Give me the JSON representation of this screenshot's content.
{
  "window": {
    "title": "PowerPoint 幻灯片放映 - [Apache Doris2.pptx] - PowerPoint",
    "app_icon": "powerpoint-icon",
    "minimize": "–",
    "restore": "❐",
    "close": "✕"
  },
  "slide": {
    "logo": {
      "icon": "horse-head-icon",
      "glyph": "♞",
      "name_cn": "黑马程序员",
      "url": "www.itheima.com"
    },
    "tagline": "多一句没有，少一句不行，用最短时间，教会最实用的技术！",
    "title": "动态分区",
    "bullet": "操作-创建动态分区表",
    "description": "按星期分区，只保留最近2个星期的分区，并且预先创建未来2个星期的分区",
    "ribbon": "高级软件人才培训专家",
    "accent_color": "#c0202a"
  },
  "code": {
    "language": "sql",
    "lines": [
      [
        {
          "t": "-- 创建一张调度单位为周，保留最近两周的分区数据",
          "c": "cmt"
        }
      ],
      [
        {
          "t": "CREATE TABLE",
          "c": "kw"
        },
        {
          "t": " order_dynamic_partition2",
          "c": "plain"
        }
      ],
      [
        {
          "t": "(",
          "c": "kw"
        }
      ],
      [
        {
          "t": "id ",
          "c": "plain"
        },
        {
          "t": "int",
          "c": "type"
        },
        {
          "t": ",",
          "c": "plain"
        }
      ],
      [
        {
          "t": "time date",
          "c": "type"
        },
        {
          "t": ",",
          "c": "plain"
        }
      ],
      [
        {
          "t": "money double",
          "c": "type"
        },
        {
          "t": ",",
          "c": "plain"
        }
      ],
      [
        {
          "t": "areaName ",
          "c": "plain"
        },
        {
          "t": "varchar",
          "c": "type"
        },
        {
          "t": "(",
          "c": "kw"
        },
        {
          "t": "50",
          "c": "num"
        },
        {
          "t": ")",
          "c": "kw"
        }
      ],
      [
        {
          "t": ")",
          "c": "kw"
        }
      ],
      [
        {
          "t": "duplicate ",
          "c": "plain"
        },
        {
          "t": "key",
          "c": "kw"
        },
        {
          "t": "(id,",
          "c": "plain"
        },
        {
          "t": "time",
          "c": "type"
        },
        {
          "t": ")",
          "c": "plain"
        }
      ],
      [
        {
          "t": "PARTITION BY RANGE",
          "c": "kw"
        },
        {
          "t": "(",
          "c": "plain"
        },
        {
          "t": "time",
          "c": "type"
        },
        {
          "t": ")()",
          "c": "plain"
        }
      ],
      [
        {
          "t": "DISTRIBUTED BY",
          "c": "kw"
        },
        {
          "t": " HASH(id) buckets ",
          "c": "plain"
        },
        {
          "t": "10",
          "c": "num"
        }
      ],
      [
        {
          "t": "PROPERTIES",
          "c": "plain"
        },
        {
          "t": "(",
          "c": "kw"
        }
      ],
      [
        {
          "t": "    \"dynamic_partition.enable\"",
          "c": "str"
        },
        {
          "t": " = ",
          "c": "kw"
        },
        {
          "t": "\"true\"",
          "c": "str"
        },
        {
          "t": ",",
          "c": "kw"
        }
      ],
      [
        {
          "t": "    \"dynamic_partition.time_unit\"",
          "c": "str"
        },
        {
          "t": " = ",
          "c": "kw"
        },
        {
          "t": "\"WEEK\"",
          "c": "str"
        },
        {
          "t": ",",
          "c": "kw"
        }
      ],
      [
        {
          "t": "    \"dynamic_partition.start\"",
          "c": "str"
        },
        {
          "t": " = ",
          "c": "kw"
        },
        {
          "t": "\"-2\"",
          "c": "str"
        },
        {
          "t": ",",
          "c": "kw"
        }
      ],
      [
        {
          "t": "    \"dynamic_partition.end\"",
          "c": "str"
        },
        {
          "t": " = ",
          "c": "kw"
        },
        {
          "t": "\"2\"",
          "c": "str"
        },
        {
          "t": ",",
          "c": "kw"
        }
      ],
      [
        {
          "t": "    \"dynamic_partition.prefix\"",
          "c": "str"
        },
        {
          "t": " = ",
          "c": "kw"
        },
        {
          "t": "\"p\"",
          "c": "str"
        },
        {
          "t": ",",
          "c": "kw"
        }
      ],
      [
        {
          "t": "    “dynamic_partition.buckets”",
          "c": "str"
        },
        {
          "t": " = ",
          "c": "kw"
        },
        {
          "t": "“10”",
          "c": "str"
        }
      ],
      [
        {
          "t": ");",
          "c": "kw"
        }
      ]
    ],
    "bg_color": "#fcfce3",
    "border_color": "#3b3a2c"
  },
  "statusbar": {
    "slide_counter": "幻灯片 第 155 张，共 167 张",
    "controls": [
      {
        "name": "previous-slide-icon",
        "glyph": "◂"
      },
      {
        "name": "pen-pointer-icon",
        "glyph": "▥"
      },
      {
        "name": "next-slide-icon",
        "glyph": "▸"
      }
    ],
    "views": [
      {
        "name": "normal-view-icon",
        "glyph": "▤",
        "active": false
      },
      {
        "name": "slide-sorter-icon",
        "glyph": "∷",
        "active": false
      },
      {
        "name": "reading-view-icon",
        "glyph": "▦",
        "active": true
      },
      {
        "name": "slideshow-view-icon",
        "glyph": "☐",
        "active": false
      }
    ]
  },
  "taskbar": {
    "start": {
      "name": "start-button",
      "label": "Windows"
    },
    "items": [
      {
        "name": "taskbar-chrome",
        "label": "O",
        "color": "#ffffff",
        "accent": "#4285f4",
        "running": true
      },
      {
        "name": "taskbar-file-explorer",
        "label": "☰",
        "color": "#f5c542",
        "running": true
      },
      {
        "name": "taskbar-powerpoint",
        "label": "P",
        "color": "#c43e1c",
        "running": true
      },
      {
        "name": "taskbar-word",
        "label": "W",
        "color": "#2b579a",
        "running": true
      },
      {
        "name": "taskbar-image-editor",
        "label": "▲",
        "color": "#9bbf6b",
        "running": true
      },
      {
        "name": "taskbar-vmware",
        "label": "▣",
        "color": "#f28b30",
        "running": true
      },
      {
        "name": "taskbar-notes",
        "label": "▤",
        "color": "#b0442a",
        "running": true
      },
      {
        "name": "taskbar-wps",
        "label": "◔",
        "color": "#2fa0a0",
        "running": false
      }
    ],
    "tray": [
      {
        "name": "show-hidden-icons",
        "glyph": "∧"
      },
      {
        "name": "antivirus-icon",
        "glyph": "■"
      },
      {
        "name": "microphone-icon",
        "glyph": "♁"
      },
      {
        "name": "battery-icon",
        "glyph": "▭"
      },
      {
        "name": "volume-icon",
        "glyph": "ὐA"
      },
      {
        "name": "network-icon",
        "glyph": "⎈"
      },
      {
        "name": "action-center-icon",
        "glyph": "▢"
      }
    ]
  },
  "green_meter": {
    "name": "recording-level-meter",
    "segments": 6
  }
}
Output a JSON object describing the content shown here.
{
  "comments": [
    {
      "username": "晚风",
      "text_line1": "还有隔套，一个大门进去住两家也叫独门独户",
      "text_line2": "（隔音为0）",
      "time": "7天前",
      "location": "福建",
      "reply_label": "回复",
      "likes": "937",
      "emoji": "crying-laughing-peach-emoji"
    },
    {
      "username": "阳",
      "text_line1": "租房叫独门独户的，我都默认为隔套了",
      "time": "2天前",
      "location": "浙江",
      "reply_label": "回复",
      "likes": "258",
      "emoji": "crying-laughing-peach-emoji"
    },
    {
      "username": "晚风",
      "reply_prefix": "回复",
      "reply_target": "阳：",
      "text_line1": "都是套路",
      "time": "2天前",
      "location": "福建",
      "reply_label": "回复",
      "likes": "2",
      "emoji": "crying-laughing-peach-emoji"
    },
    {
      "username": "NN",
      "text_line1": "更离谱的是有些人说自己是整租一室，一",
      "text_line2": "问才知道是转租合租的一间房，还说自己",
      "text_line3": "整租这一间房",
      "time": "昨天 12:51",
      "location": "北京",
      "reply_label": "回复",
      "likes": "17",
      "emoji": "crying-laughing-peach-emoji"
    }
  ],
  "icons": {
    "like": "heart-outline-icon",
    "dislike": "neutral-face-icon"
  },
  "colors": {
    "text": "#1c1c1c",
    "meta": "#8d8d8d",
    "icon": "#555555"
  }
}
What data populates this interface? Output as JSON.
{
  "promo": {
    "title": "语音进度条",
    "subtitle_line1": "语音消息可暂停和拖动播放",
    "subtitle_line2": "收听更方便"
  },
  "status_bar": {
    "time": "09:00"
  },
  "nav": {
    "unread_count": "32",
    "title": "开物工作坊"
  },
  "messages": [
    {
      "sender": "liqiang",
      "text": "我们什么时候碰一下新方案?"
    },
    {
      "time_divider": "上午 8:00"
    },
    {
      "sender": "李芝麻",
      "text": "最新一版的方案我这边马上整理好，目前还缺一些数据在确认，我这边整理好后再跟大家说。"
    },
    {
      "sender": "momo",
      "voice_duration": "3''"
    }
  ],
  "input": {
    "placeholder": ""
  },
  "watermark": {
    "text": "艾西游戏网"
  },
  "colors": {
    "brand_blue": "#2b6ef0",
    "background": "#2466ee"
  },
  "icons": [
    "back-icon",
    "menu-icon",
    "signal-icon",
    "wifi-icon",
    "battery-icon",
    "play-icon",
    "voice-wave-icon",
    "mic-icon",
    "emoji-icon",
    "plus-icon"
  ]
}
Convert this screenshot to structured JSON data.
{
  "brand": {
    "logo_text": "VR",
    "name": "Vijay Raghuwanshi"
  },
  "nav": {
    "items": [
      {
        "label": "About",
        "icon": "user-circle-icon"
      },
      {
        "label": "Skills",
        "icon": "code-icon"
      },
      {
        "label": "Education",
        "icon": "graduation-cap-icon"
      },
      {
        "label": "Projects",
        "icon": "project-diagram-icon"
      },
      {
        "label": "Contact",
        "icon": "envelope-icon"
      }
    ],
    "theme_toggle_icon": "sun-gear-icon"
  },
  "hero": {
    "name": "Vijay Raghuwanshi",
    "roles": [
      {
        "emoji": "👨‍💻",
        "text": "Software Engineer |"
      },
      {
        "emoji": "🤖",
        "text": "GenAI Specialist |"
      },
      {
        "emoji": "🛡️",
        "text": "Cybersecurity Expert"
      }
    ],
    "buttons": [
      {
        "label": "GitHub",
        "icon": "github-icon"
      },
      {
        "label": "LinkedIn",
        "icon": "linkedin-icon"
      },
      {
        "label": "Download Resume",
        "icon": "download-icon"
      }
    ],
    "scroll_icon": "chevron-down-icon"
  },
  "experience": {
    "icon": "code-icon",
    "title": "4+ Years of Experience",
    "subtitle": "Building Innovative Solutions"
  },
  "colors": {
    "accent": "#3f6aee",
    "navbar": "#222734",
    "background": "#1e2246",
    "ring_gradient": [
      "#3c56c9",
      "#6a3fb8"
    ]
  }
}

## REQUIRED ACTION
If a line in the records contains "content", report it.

## RESULT OF THE EXERCISE
Give me the JSON representation of this screenshot's content.
Output a JSON object describing the content shown here.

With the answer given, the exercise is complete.